“As an experienced rugby league player who has represented both New Zealand Maori and England, as well as Super League clubs, Castleford Tigers and Salford Red Devils, Rangi Chase has tarnished his well-established career with this sanction,” Sapstead said.
“His two-year ban serves as a stark warning to athletes about the very real consequences of taking recreational drugs whilst competing in sport.”
Remarkably, Chase was one of three players to test positive for cocaine in 2017; Zak Hardaker and Adam Walker being the other two.
Deemed as the right man for the job by those that matter most, the Manly Sea Eagles fans, the club has today confirmed that Trent Barrett will remain in the role until the end of 2020.
The news of Barrett’s retention follows the further good news for Manly, who today announced Lyall Gorman as their new CEO.
The Manly board were pleased with the way the club has been run from a playing perspective in the last two years and that influenced their decision to retain him.
“Trent has developed a very positive performance-focused culture amongst the team and football operations staff,” said chairman Scott Penn.
“His contract extension reflects the high regard we have for his coaching ability, and the stability the extension provides the club.
“The club and Trent can now look forward to a positive future with a focus on ensuring a great 2018 season.”
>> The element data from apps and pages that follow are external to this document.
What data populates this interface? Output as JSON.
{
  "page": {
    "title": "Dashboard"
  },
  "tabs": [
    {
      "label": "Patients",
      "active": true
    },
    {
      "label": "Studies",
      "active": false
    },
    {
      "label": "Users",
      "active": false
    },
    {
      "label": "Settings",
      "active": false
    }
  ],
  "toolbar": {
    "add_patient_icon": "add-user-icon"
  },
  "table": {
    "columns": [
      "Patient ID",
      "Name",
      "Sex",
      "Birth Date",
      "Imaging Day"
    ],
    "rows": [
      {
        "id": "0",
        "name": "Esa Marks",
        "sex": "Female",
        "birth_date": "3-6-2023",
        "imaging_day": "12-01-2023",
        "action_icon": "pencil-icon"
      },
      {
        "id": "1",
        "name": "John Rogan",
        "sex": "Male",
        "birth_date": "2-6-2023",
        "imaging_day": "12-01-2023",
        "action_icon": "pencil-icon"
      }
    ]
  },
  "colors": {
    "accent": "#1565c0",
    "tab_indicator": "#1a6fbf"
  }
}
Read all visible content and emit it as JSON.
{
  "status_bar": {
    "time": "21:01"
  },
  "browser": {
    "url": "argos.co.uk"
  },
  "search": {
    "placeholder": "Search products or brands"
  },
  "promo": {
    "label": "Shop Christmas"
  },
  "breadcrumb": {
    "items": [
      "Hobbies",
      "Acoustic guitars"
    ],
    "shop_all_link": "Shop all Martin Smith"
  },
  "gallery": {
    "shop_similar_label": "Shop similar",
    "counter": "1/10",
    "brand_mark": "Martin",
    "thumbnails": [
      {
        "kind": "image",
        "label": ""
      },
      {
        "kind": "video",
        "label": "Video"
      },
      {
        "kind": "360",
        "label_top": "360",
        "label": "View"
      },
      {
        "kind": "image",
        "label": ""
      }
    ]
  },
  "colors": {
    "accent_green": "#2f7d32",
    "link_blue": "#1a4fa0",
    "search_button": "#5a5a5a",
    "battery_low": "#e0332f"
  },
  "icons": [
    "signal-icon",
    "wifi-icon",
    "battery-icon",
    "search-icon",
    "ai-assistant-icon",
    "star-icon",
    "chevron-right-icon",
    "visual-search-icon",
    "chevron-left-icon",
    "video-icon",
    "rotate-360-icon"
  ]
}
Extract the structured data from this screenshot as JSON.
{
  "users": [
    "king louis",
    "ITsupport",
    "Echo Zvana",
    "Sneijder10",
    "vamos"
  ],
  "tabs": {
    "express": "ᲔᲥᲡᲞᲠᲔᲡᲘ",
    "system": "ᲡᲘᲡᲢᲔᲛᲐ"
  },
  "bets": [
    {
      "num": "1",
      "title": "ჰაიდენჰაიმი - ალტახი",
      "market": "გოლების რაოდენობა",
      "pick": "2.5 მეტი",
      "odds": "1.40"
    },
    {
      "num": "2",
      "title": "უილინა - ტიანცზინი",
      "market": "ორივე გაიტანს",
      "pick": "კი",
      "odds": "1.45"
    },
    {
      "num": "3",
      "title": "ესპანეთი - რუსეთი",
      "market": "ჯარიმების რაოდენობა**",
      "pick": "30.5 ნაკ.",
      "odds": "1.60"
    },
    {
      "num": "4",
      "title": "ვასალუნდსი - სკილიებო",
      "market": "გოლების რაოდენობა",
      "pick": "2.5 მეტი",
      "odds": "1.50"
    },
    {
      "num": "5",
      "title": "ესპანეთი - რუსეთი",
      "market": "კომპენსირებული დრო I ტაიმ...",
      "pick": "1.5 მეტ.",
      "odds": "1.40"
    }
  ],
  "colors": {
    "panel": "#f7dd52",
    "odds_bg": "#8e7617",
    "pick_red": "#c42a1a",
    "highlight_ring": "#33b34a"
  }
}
As Manly continue to build their side, Barrett himself is pleased with the side the club has at their disposal and looks forward to guiding his crop of players to potential success.
“We have a very talented and liked minded playing group who I really enjoy coaching,” said Barrett.
“They enjoy playing with, and for each other, and we have all the ingredients for continued success at the Sea Eagles.”
“I really appreciate the support I’ve received from the players, coaches and support staff and also the Board, management, and our Members, fans, partners and the community. I’m now focused on preparing the team for the 2018 season.”